--- Entries provided ---

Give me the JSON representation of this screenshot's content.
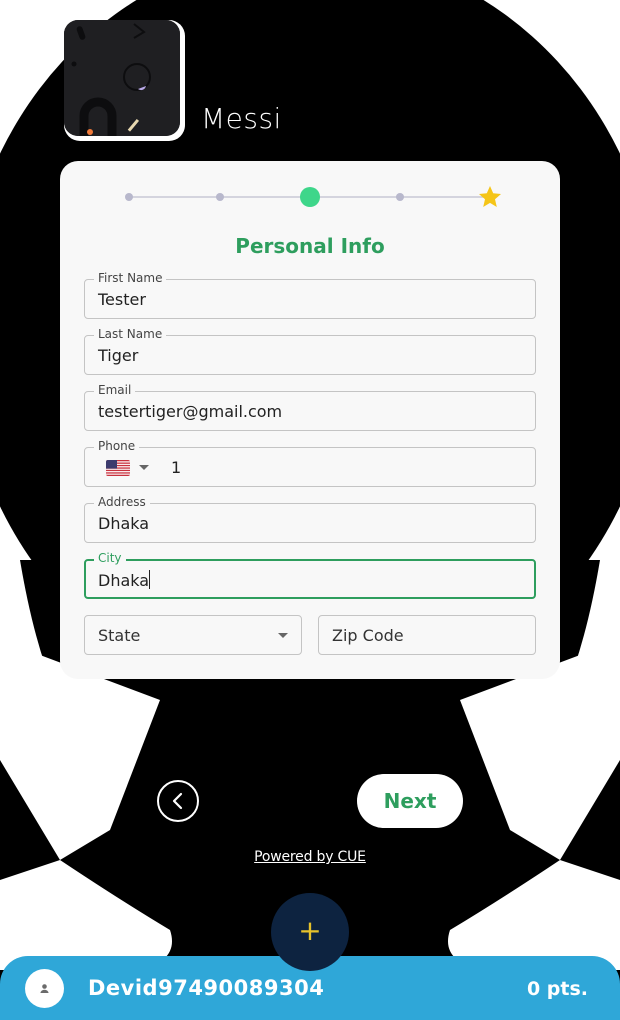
{
  "brand": {
    "name": "Messi"
  },
  "stepper": {
    "current_step": 3,
    "total_steps": 5,
    "active_color": "#3ed68a",
    "star_color": "#f5c518"
  },
  "form": {
    "title": "Personal Info",
    "first_name": {
      "label": "First Name",
      "value": "Tester"
    },
    "last_name": {
      "label": "Last Name",
      "value": "Tiger"
    },
    "email": {
      "label": "Email",
      "value": "testertiger@gmail.com"
    },
    "phone": {
      "label": "Phone",
      "country_icon": "us-flag-icon",
      "value": "1"
    },
    "address": {
      "label": "Address",
      "value": "Dhaka"
    },
    "city": {
      "label": "City",
      "value": "Dhaka"
    },
    "state": {
      "placeholder": "State"
    },
    "zip": {
      "placeholder": "Zip Code"
    }
  },
  "nav": {
    "back_icon": "chevron-left-icon",
    "next_label": "Next"
  },
  "footer": {
    "powered_by": "Powered by CUE"
  },
  "bottom_bar": {
    "username": "Devid97490089304",
    "points": "0 pts.",
    "accent_color": "#2fa7d8"
  },
  "fab": {
    "icon": "plus-icon",
    "label": "+"
  }
}
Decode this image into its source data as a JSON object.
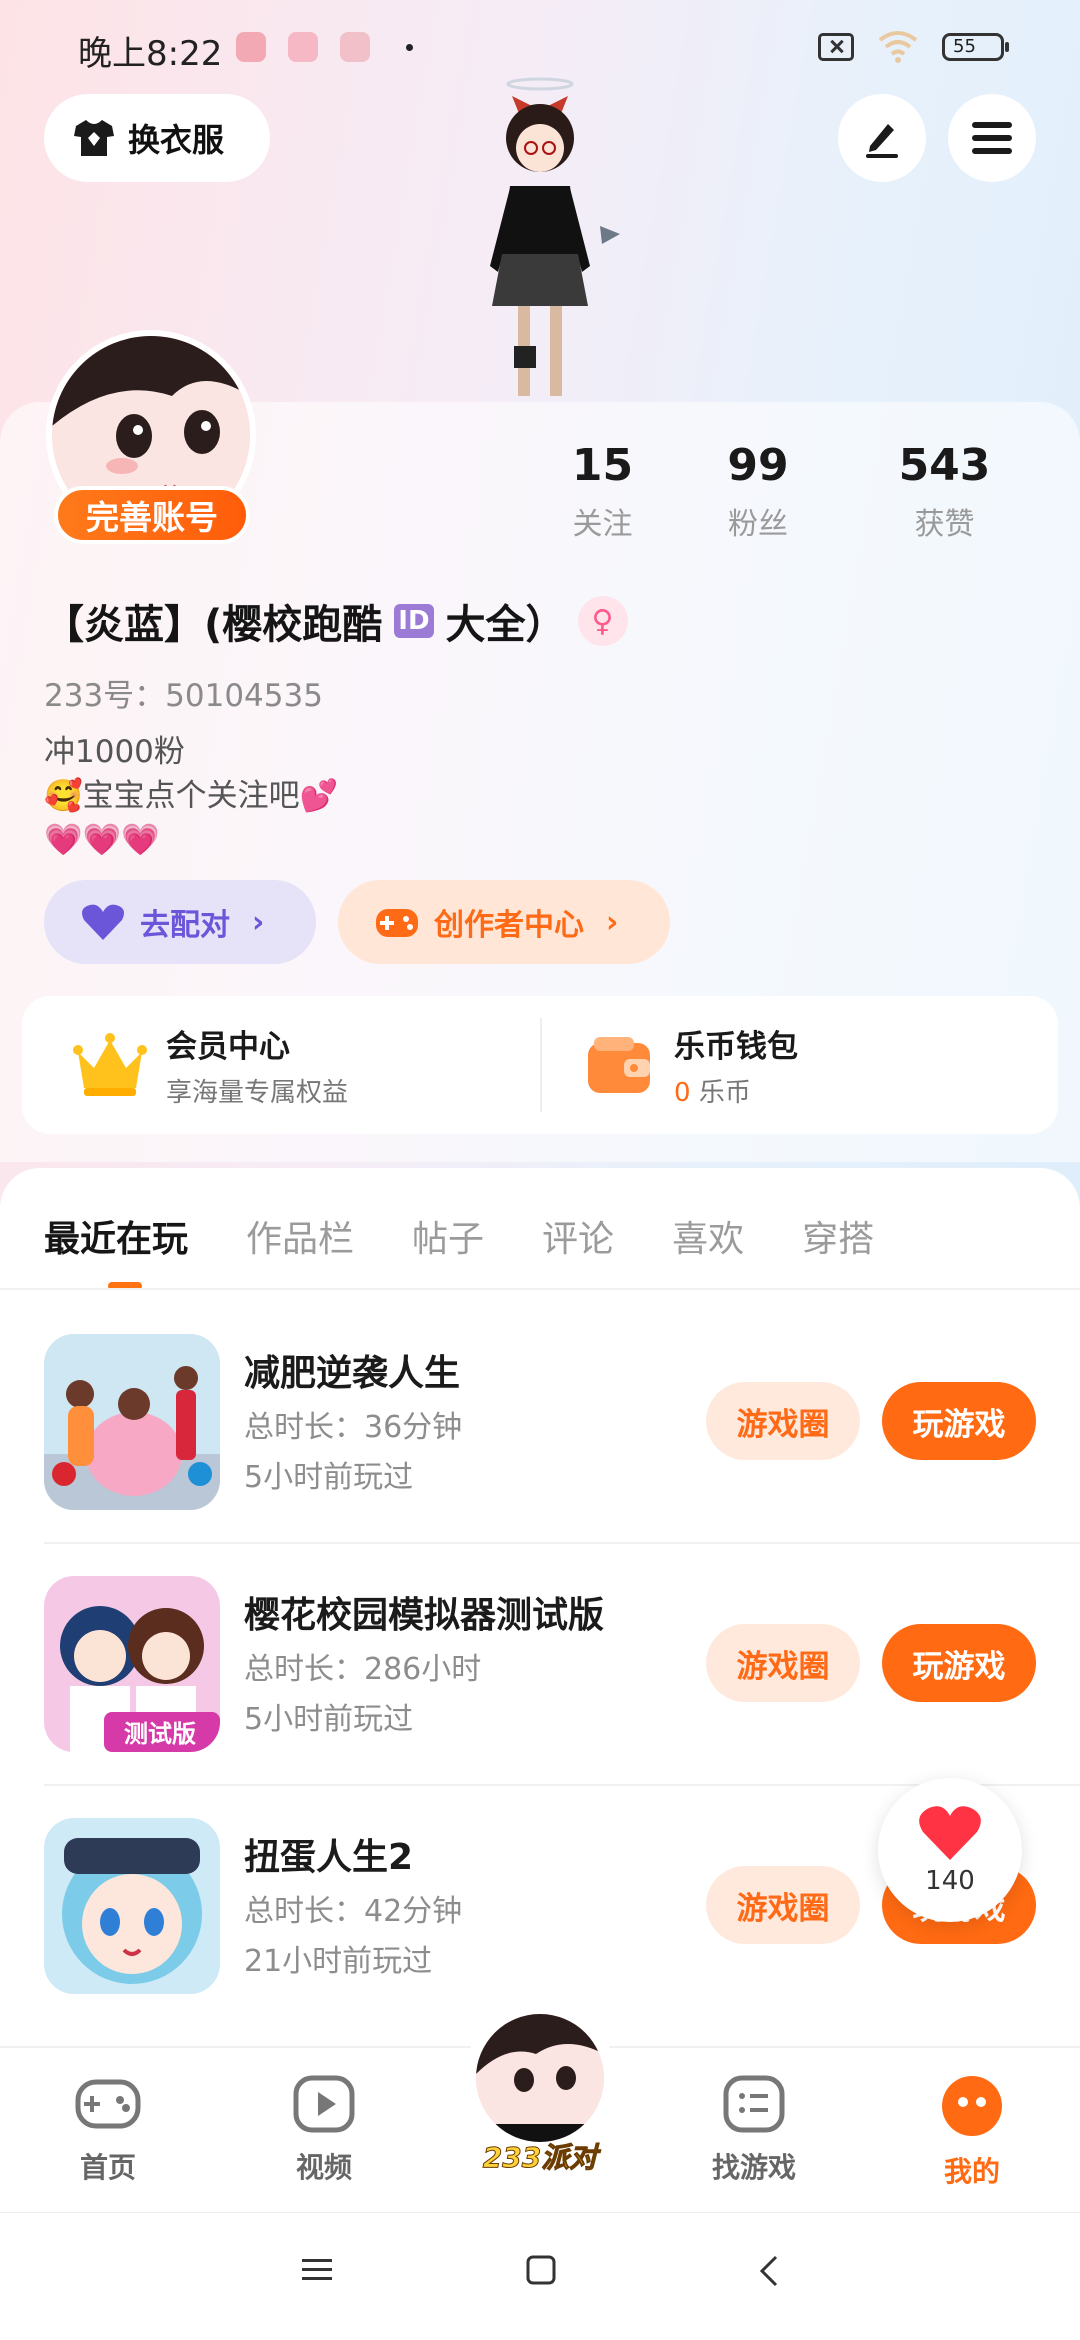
{
  "status_bar": {
    "time": "晚上8:22",
    "battery": "55"
  },
  "header": {
    "outfit_label": "换衣服",
    "edit_icon": "pen-icon",
    "menu_icon": "menu-icon"
  },
  "profile": {
    "complete_badge": "完善账号",
    "stats": [
      {
        "num": "15",
        "label": "关注"
      },
      {
        "num": "99",
        "label": "粉丝"
      },
      {
        "num": "543",
        "label": "获赞"
      }
    ],
    "nickname_part1": "【炎蓝】(樱校跑酷",
    "nickname_tag": "ID",
    "nickname_part2": "大全）",
    "uid": "233号：50104535",
    "bio": "冲1000粉\n🥰宝宝点个关注吧💕\n💗💗💗",
    "match_label": "去配对",
    "creator_label": "创作者中心"
  },
  "vip": {
    "title": "会员中心",
    "subtitle": "享海量专属权益",
    "wallet_title": "乐币钱包",
    "wallet_value": "0",
    "wallet_unit": "乐币"
  },
  "tabs": [
    "最近在玩",
    "作品栏",
    "帖子",
    "评论",
    "喜欢",
    "穿搭"
  ],
  "games": [
    {
      "name": "减肥逆袭人生",
      "duration": "总时长：36分钟",
      "last": "5小时前玩过",
      "circle": "游戏圈",
      "play": "玩游戏"
    },
    {
      "name": "樱花校园模拟器测试版",
      "duration": "总时长：286小时",
      "last": "5小时前玩过",
      "circle": "游戏圈",
      "play": "玩游戏"
    },
    {
      "name": "扭蛋人生2",
      "duration": "总时长：42分钟",
      "last": "21小时前玩过",
      "circle": "游戏圈",
      "play": "玩游戏"
    }
  ],
  "icon_badge": "测试版",
  "like_count": "140",
  "nav": {
    "home": "首页",
    "video": "视频",
    "center": "233派对",
    "find": "找游戏",
    "mine": "我的"
  },
  "colors": {
    "accent": "#ff6a12",
    "purple": "#6b56d9"
  }
}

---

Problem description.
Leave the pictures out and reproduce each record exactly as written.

Task response.
Give me the JSON representation of this screenshot's content.
{
  "brand": {
    "name": "Messi"
  },
  "stepper": {
    "current_step": 3,
    "total_steps": 5,
    "active_color": "#3ed68a",
    "star_color": "#f5c518"
  },
  "form": {
    "title": "Personal Info",
    "first_name": {
      "label": "First Name",
      "value": "Tester"
    },
    "last_name": {
      "label": "Last Name",
      "value": "Tiger"
    },
    "email": {
      "label": "Email",
      "value": "testertiger@gmail.com"
    },
    "phone": {
      "label": "Phone",
      "country_icon": "us-flag-icon",
      "value": "1"
    },
    "address": {
      "label": "Address",
      "value": "Dhaka"
    },
    "city": {
      "label": "City",
      "value": "Dhaka"
    },
    "state": {
      "placeholder": "State"
    },
    "zip": {
      "placeholder": "Zip Code"
    }
  },
  "nav": {
    "back_icon": "chevron-left-icon",
    "next_label": "Next"
  },
  "footer": {
    "powered_by": "Powered by CUE"
  },
  "bottom_bar": {
    "username": "Devid97490089304",
    "points": "0 pts.",
    "accent_color": "#2fa7d8"
  },
  "fab": {
    "icon": "plus-icon",
    "label": "+"
  }
}
Decode this image into its source data as a JSON object.
{
  "status_bar": {
    "time": "晚上8:22",
    "battery": "55"
  },
  "header": {
    "outfit_label": "换衣服",
    "edit_icon": "pen-icon",
    "menu_icon": "menu-icon"
  },
  "profile": {
    "complete_badge": "完善账号",
    "stats": [
      {
        "num": "15",
        "label": "关注"
      },
      {
        "num": "99",
        "label": "粉丝"
      },
      {
        "num": "543",
        "label": "获赞"
      }
    ],
    "nickname_part1": "【炎蓝】(樱校跑酷",
    "nickname_tag": "ID",
    "nickname_part2": "大全）",
    "uid": "233号：50104535",
    "bio": "冲1000粉\n🥰宝宝点个关注吧💕\n💗💗💗",
    "match_label": "去配对",
    "creator_label": "创作者中心"
  },
  "vip": {
    "title": "会员中心",
    "subtitle": "享海量专属权益",
    "wallet_title": "乐币钱包",
    "wallet_value": "0",
    "wallet_unit": "乐币"
  },
  "tabs": [
    "最近在玩",
    "作品栏",
    "帖子",
    "评论",
    "喜欢",
    "穿搭"
  ],
  "games": [
    {
      "name": "减肥逆袭人生",
      "duration": "总时长：36分钟",
      "last": "5小时前玩过",
      "circle": "游戏圈",
      "play": "玩游戏"
    },
    {
      "name": "樱花校园模拟器测试版",
      "duration": "总时长：286小时",
      "last": "5小时前玩过",
      "circle": "游戏圈",
      "play": "玩游戏"
    },
    {
      "name": "扭蛋人生2",
      "duration": "总时长：42分钟",
      "last": "21小时前玩过",
      "circle": "游戏圈",
      "play": "玩游戏"
    }
  ],
  "icon_badge": "测试版",
  "like_count": "140",
  "nav": {
    "home": "首页",
    "video": "视频",
    "center": "233派对",
    "find": "找游戏",
    "mine": "我的"
  },
  "colors": {
    "accent": "#ff6a12",
    "purple": "#6b56d9"
  }
}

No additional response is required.